▶ _Aim of the task_: Retype the records that follow, every line exactly as written.

[Page and application data records]

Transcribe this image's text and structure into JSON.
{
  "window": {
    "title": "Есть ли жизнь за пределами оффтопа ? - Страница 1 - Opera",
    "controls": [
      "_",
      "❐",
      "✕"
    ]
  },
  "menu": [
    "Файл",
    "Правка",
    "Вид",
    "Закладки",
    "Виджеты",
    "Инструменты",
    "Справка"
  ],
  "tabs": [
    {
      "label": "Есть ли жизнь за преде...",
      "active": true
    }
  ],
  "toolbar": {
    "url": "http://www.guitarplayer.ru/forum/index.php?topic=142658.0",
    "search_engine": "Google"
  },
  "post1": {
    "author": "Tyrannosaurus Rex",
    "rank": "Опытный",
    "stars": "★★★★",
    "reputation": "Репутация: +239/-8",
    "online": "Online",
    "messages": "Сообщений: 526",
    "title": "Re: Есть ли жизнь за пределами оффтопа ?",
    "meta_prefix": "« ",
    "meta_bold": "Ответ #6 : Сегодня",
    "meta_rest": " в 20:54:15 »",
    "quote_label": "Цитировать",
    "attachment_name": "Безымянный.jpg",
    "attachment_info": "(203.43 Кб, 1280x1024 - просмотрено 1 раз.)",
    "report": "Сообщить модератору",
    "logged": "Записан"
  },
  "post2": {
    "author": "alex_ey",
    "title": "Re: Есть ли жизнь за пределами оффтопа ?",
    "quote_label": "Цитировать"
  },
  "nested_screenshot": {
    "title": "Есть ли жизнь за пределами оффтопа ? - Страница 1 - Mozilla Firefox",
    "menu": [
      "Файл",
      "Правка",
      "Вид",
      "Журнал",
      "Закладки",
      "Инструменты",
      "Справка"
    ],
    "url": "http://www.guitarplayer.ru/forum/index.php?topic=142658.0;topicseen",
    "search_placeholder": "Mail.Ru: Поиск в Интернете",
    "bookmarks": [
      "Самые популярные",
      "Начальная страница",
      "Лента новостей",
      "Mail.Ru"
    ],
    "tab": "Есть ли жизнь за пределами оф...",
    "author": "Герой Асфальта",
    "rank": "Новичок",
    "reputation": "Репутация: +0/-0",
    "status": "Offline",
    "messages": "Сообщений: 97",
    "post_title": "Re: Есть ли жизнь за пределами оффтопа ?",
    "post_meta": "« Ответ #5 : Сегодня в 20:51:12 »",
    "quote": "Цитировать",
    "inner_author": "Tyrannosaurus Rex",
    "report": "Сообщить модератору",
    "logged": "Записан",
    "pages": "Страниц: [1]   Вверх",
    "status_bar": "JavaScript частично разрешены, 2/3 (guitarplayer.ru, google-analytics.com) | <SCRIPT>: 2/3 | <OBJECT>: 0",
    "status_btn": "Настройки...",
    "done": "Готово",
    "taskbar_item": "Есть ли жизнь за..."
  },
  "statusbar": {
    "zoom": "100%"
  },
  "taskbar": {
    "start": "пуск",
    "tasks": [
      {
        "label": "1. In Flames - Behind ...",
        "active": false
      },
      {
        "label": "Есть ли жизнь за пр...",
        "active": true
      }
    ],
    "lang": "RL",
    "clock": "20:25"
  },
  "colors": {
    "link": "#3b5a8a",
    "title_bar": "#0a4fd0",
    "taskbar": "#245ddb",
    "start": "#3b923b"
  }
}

▶ _Response to the exercise_:
Transcribe this image's text and structure into JSON.
{
  "window": {
    "title": "Есть ли жизнь за пределами оффтопа ? - Страница 1 - Opera",
    "controls": [
      "_",
      "❐",
      "✕"
    ]
  },
  "menu": [
    "Файл",
    "Правка",
    "Вид",
    "Закладки",
    "Виджеты",
    "Инструменты",
    "Справка"
  ],
  "tabs": [
    {
      "label": "Есть ли жизнь за преде...",
      "active": true
    }
  ],
  "toolbar": {
    "url": "http://www.guitarplayer.ru/forum/index.php?topic=142658.0",
    "search_engine": "Google"
  },
  "post1": {
    "author": "Tyrannosaurus Rex",
    "rank": "Опытный",
    "stars": "★★★★",
    "reputation": "Репутация: +239/-8",
    "online": "Online",
    "messages": "Сообщений: 526",
    "title": "Re: Есть ли жизнь за пределами оффтопа ?",
    "meta_prefix": "« ",
    "meta_bold": "Ответ #6 : Сегодня",
    "meta_rest": " в 20:54:15 »",
    "quote_label": "Цитировать",
    "attachment_name": "Безымянный.jpg",
    "attachment_info": "(203.43 Кб, 1280x1024 - просмотрено 1 раз.)",
    "report": "Сообщить модератору",
    "logged": "Записан"
  },
  "post2": {
    "author": "alex_ey",
    "title": "Re: Есть ли жизнь за пределами оффтопа ?",
    "quote_label": "Цитировать"
  },
  "nested_screenshot": {
    "title": "Есть ли жизнь за пределами оффтопа ? - Страница 1 - Mozilla Firefox",
    "menu": [
      "Файл",
      "Правка",
      "Вид",
      "Журнал",
      "Закладки",
      "Инструменты",
      "Справка"
    ],
    "url": "http://www.guitarplayer.ru/forum/index.php?topic=142658.0;topicseen",
    "search_placeholder": "Mail.Ru: Поиск в Интернете",
    "bookmarks": [
      "Самые популярные",
      "Начальная страница",
      "Лента новостей",
      "Mail.Ru"
    ],
    "tab": "Есть ли жизнь за пределами оф...",
    "author": "Герой Асфальта",
    "rank": "Новичок",
    "reputation": "Репутация: +0/-0",
    "status": "Offline",
    "messages": "Сообщений: 97",
    "post_title": "Re: Есть ли жизнь за пределами оффтопа ?",
    "post_meta": "« Ответ #5 : Сегодня в 20:51:12 »",
    "quote": "Цитировать",
    "inner_author": "Tyrannosaurus Rex",
    "report": "Сообщить модератору",
    "logged": "Записан",
    "pages": "Страниц: [1]   Вверх",
    "status_bar": "JavaScript частично разрешены, 2/3 (guitarplayer.ru, google-analytics.com) | <SCRIPT>: 2/3 | <OBJECT>: 0",
    "status_btn": "Настройки...",
    "done": "Готово",
    "taskbar_item": "Есть ли жизнь за..."
  },
  "statusbar": {
    "zoom": "100%"
  },
  "taskbar": {
    "start": "пуск",
    "tasks": [
      {
        "label": "1. In Flames - Behind ...",
        "active": false
      },
      {
        "label": "Есть ли жизнь за пр...",
        "active": true
      }
    ],
    "lang": "RL",
    "clock": "20:25"
  },
  "colors": {
    "link": "#3b5a8a",
    "title_bar": "#0a4fd0",
    "taskbar": "#245ddb",
    "start": "#3b923b"
  }
}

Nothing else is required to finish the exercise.